2. Reduction in plate strain by addition of an intramedullary pin. Hulse D, Hyman W, Nori M, Slater M. Vet Surg 26:451-459, 1997.
3. Effect of intramedullary pin size on reducing bone plate strain. Hulse D, Ferry K, Fawcett A, et al. Vet Comp Orthop Traumatol 13:185-190, 2000.
4. Biomechanics and biology of fracture healing with external skeletal fixation. Johnson AL, Egger EL, Eurell JC, Losonsky JM. Compend Contin Educ Prac Vet 20:487-502, 1998.
5. Closed reduction and type-II external fixation of comminuted fractures of the radius and tibia in dogs: 23 cases (1990-1994). Johnson AL, Seitz SE, Smith CW, et al. JAVMA 209:1445-1448, 1996.
6. Biological osteosynthesis. Palmer RH. Vet Clin North Am Small Anim Pract 29:1171-1185, 1999.
7. Use of a plate-rod construct and principles of biological osteosynthesis for repair of diaphyseal fractures in dogs and cats: 47 cases (1994-2001). Reems MR, Beale BS, Hulse DA. JAVMA 223:330-335, 2003.
8. Structural properties of interlocking nails, canine femora, and femur-interlocking nail constructs. Dueland RT, Berglund L, Vanderby R, Chao EY. Vet Surg 25:386-396, 1996.

For global readers, a calculator to convert laboratory values, dosages, and other measurements to SI units can be found here.

All Clinician's Brief content is reviewed for accuracy at the time of publication. Previously published content may not reflect recent developments in research and practice.

Material from Clinician's Brief may not be reproduced, distributed, or used in whole or in part without prior permission of Educational Concepts, LLC. For questions or inquiries please contact us.


Clinician's Brief:
The Podcast
Listen as host Alyssa Watson, DVM, talks with the authors of your favorite Clinician’s Brief articles. Dig deeper and explore the conversations behind the content here.
Clinician's Brief provides relevant diagnostic and treatment information for small animal practitioners. It has been ranked the #1 most essential publication by small animal veterinarians for 9 years.*

*2007-2017 PERQ and Essential Media Studies

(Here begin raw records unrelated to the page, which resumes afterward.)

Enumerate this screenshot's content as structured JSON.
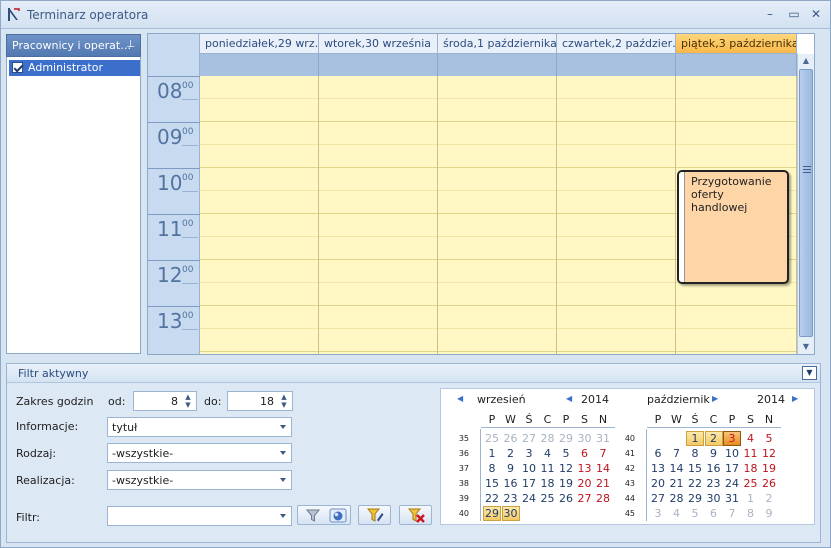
{
  "window": {
    "title": "Terminarz operatora"
  },
  "left_panel": {
    "header": "Pracownicy i operat…",
    "operators": [
      {
        "name": "Administrator",
        "checked": true
      }
    ]
  },
  "scheduler": {
    "days": [
      {
        "label": "poniedziałek,29 wrz…"
      },
      {
        "label": "wtorek,30 września"
      },
      {
        "label": "środa,1 października"
      },
      {
        "label": "czwartek,2 paździer…"
      },
      {
        "label": "piątek,3 października",
        "today": true
      }
    ],
    "hours": [
      "08",
      "09",
      "10",
      "11",
      "12",
      "13"
    ],
    "minutes_label": "00",
    "appointment": {
      "text": "Przygotowanie oferty handlowej",
      "day": "piątek,3 października"
    }
  },
  "filter": {
    "title": "Filtr aktywny",
    "hour_range_label": "Zakres godzin",
    "from_label": "od:",
    "from_value": "8",
    "to_label": "do:",
    "to_value": "18",
    "info_label": "Informacje:",
    "info_value": "tytuł",
    "type_label": "Rodzaj:",
    "type_value": "-wszystkie-",
    "realization_label": "Realizacja:",
    "realization_value": "-wszystkie-",
    "filter_label": "Filtr:",
    "filter_value": ""
  },
  "calendar": {
    "dow": [
      "P",
      "W",
      "Ś",
      "C",
      "P",
      "S",
      "N"
    ],
    "months": [
      {
        "name": "wrzesień",
        "year": "2014",
        "weeks": [
          {
            "wk": "35",
            "days": [
              {
                "d": "25",
                "g": true
              },
              {
                "d": "26",
                "g": true
              },
              {
                "d": "27",
                "g": true
              },
              {
                "d": "28",
                "g": true
              },
              {
                "d": "29",
                "g": true
              },
              {
                "d": "30",
                "g": true
              },
              {
                "d": "31",
                "g": true
              }
            ]
          },
          {
            "wk": "36",
            "days": [
              {
                "d": "1"
              },
              {
                "d": "2"
              },
              {
                "d": "3"
              },
              {
                "d": "4"
              },
              {
                "d": "5"
              },
              {
                "d": "6",
                "r": true
              },
              {
                "d": "7",
                "r": true
              }
            ]
          },
          {
            "wk": "37",
            "days": [
              {
                "d": "8"
              },
              {
                "d": "9"
              },
              {
                "d": "10"
              },
              {
                "d": "11"
              },
              {
                "d": "12"
              },
              {
                "d": "13",
                "r": true
              },
              {
                "d": "14",
                "r": true
              }
            ]
          },
          {
            "wk": "38",
            "days": [
              {
                "d": "15"
              },
              {
                "d": "16"
              },
              {
                "d": "17"
              },
              {
                "d": "18"
              },
              {
                "d": "19"
              },
              {
                "d": "20",
                "r": true
              },
              {
                "d": "21",
                "r": true
              }
            ]
          },
          {
            "wk": "39",
            "days": [
              {
                "d": "22"
              },
              {
                "d": "23"
              },
              {
                "d": "24"
              },
              {
                "d": "25"
              },
              {
                "d": "26"
              },
              {
                "d": "27",
                "r": true
              },
              {
                "d": "28",
                "r": true
              }
            ]
          },
          {
            "wk": "40",
            "days": [
              {
                "d": "29",
                "s": true
              },
              {
                "d": "30",
                "s": true
              }
            ]
          }
        ]
      },
      {
        "name": "październik",
        "year": "2014",
        "weeks": [
          {
            "wk": "40",
            "days": [
              {
                "d": ""
              },
              {
                "d": ""
              },
              {
                "d": "1",
                "s": true
              },
              {
                "d": "2",
                "s": true
              },
              {
                "d": "3",
                "c": true
              },
              {
                "d": "4",
                "r": true
              },
              {
                "d": "5",
                "r": true
              }
            ]
          },
          {
            "wk": "41",
            "days": [
              {
                "d": "6"
              },
              {
                "d": "7"
              },
              {
                "d": "8"
              },
              {
                "d": "9"
              },
              {
                "d": "10"
              },
              {
                "d": "11",
                "r": true
              },
              {
                "d": "12",
                "r": true
              }
            ]
          },
          {
            "wk": "42",
            "days": [
              {
                "d": "13"
              },
              {
                "d": "14"
              },
              {
                "d": "15"
              },
              {
                "d": "16"
              },
              {
                "d": "17"
              },
              {
                "d": "18",
                "r": true
              },
              {
                "d": "19",
                "r": true
              }
            ]
          },
          {
            "wk": "43",
            "days": [
              {
                "d": "20"
              },
              {
                "d": "21"
              },
              {
                "d": "22"
              },
              {
                "d": "23"
              },
              {
                "d": "24"
              },
              {
                "d": "25",
                "r": true
              },
              {
                "d": "26",
                "r": true
              }
            ]
          },
          {
            "wk": "44",
            "days": [
              {
                "d": "27"
              },
              {
                "d": "28"
              },
              {
                "d": "29"
              },
              {
                "d": "30"
              },
              {
                "d": "31"
              },
              {
                "d": "1",
                "g": true
              },
              {
                "d": "2",
                "g": true
              }
            ]
          },
          {
            "wk": "45",
            "days": [
              {
                "d": "3",
                "g": true
              },
              {
                "d": "4",
                "g": true
              },
              {
                "d": "5",
                "g": true
              },
              {
                "d": "6",
                "g": true
              },
              {
                "d": "7",
                "g": true
              },
              {
                "d": "8",
                "g": true
              },
              {
                "d": "9",
                "g": true
              }
            ]
          }
        ]
      }
    ]
  }
}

© 2022 Educational Concepts, L.L.C. dba Brief Media ™ All Rights Reserved. Terms & Conditions | DMCA Copyright | Privacy Policy | Acceptable Use Policy